### Exercise goal
Taking the line with "Convert this screenshot" as the start, reproduce every line until the records end, exactly and with nothing added.
═════ Dataset content ═════
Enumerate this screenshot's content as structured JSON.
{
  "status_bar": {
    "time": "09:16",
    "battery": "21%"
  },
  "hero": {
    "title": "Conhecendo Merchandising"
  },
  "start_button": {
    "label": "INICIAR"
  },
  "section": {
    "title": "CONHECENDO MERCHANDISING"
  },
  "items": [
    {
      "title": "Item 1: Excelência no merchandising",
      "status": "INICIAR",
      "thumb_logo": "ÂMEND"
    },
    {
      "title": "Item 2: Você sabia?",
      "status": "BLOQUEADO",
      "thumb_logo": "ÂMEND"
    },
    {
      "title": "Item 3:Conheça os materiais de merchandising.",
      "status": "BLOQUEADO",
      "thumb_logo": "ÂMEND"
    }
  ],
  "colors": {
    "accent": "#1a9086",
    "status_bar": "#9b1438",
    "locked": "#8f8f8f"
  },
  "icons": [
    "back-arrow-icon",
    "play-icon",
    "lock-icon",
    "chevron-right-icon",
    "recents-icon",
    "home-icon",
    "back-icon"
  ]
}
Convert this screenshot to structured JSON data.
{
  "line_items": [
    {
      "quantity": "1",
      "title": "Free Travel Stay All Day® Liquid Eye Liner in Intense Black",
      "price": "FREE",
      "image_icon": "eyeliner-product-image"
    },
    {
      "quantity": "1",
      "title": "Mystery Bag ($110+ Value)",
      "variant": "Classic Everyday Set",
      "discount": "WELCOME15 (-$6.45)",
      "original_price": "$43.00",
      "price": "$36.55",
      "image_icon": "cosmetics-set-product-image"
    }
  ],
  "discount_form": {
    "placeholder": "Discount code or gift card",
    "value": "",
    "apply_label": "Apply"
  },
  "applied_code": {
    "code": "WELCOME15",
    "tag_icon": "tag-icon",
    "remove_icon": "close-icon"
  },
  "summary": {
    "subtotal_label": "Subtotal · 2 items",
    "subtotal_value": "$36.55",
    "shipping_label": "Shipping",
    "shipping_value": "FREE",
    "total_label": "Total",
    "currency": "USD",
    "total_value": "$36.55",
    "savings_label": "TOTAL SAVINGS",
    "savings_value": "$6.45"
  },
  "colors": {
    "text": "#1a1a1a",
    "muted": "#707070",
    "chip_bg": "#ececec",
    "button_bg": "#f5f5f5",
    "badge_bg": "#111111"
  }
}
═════
### Solution to the exercise
Convert this screenshot to structured JSON data.
{
  "line_items": [
    {
      "quantity": "1",
      "title": "Free Travel Stay All Day® Liquid Eye Liner in Intense Black",
      "price": "FREE",
      "image_icon": "eyeliner-product-image"
    },
    {
      "quantity": "1",
      "title": "Mystery Bag ($110+ Value)",
      "variant": "Classic Everyday Set",
      "discount": "WELCOME15 (-$6.45)",
      "original_price": "$43.00",
      "price": "$36.55",
      "image_icon": "cosmetics-set-product-image"
    }
  ],
  "discount_form": {
    "placeholder": "Discount code or gift card",
    "value": "",
    "apply_label": "Apply"
  },
  "applied_code": {
    "code": "WELCOME15",
    "tag_icon": "tag-icon",
    "remove_icon": "close-icon"
  },
  "summary": {
    "subtotal_label": "Subtotal · 2 items",
    "subtotal_value": "$36.55",
    "shipping_label": "Shipping",
    "shipping_value": "FREE",
    "total_label": "Total",
    "currency": "USD",
    "total_value": "$36.55",
    "savings_label": "TOTAL SAVINGS",
    "savings_value": "$6.45"
  },
  "colors": {
    "text": "#1a1a1a",
    "muted": "#707070",
    "chip_bg": "#ececec",
    "button_bg": "#f5f5f5",
    "badge_bg": "#111111"
  }
}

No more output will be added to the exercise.